(Adds analyst comments, comment from conference call, share move)
April 30 (Reuters) - U.S. refiner Phillips 66 posted a better-than-feared quarterly profit on Tuesday, as higher income from its pipelines and terminals business offset the impact of higher Canadian crude prices on refining.
The company is the second refiner after rival Valero Energy to post bullish numbers at a time when investors and analysts had largely expected poor performance from refiners due to higher prices of Canadian oil
Higher Canadian crude prices bruised refining margins of Phillips 66, which fell 56 percent from the fourth quarter.
Adding to its woes were planned turnarounds and unplanned outages that impacted five refineries.
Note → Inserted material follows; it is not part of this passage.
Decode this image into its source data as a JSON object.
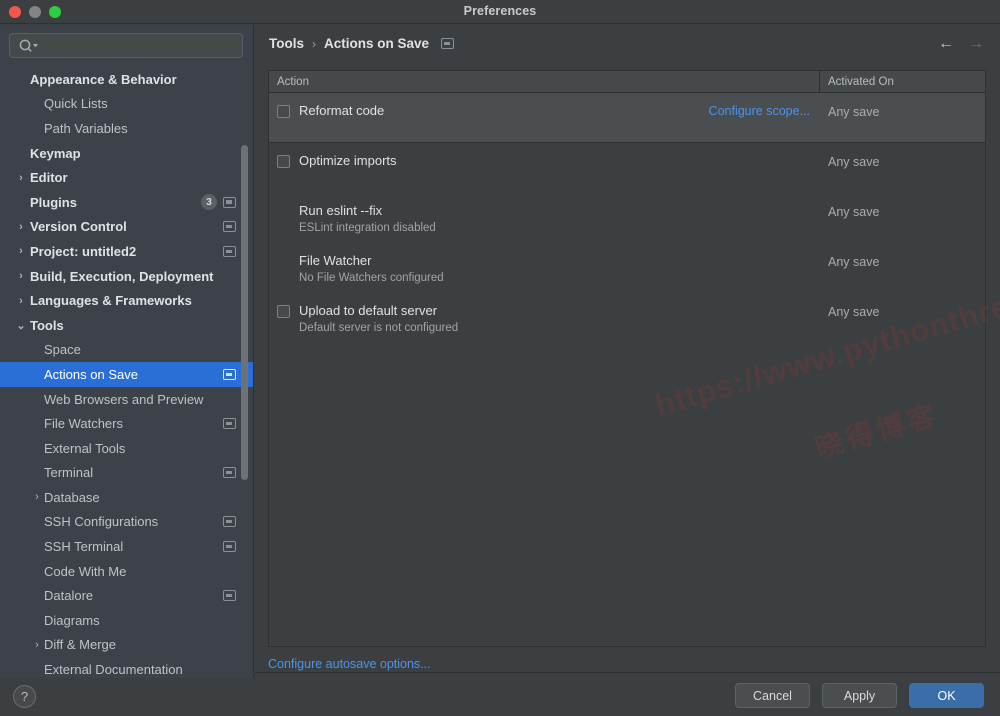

On an adjusted basis, the company's refining business lost $219 million in the quarter, compared with an income of $110 million a year ago.
"We ran lights out in the fourth quarter but I think we've run kind of rugged in the first quarter," Chief Executive Greg Garland said on a conference call with analysts.
The company had an uncharacteristic six percent of unplanned downtime in the quarter, when they would normally target about two percent, he added.
Canada's largest crude-producing province Alberta mandated temporary oil production cuts effective January to boost prices of Canadian crude and ease congestion on pipelines that caused a crude glut and steep discounts on Canadian crude.
Integrated producers with domestic refinery like Suncor Energy, Husky Energy Inc and Imperial Oil Ltd that have benefited from refining cheaper oil have opposed Alberta's move.
"Phillips 66 lost money in three of the four refining regions, which is not normal for the company. The company has an otherwise strong track record of operations in refining and we expect the company will make a comeback in the second quarter," Credit Suisse analyst Manav Gupta said in a note.
On an adjusted basis, Phillips 66's profit fell to $187 million, or 40 cents per share, in the first quarter ended March 31, from $512 million or $1.04 per share a year earlier.
Analysts, on average, were expecting the Houston, Texas-based refiner to post a profit of 34 cents per share, according to IBES data from Refinitiv.
The company's refineries ran at a utilization rate of 84 percent in the quarter against 89 percent in the year-ago quarter.
Shares of Phillips 66 were down marginally at $94.83 at midday, after the call. (Reporting by Nishara Karuvalli Pathikkal; Editing by Shailesh Kuber)